───── Given records

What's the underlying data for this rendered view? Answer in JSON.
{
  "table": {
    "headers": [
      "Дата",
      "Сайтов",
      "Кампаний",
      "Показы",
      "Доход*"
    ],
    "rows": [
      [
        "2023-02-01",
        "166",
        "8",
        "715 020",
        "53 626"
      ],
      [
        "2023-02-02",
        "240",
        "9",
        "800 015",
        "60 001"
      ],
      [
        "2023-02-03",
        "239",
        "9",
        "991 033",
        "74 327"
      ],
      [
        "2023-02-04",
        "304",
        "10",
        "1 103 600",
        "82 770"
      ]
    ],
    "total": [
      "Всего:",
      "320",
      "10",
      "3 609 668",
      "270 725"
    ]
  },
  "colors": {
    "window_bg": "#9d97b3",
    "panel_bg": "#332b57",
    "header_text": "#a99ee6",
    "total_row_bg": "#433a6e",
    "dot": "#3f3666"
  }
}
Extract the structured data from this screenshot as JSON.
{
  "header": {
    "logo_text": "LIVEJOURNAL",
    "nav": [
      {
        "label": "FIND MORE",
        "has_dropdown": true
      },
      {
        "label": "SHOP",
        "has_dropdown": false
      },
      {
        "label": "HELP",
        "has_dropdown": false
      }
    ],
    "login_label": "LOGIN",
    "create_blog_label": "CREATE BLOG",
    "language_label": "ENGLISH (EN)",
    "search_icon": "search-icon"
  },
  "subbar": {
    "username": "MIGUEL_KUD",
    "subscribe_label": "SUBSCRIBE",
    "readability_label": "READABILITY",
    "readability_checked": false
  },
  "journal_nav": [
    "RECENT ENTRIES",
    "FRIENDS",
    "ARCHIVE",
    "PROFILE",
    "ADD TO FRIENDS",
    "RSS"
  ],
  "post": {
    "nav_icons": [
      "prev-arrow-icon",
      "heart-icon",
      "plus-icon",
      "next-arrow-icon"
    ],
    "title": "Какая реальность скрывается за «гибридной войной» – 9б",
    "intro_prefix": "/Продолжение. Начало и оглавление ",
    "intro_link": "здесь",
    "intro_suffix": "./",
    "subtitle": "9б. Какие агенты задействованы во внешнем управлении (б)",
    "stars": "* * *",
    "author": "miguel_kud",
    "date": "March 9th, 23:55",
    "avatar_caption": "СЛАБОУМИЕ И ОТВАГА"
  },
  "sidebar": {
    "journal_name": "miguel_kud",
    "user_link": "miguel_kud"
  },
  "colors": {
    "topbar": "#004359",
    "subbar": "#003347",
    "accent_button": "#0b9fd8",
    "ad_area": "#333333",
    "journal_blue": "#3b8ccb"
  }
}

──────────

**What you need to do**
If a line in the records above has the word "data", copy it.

**Response to this task**
What's the underlying data for this rendered view? Answer in JSON.
Extract the structured data from this screenshot as JSON.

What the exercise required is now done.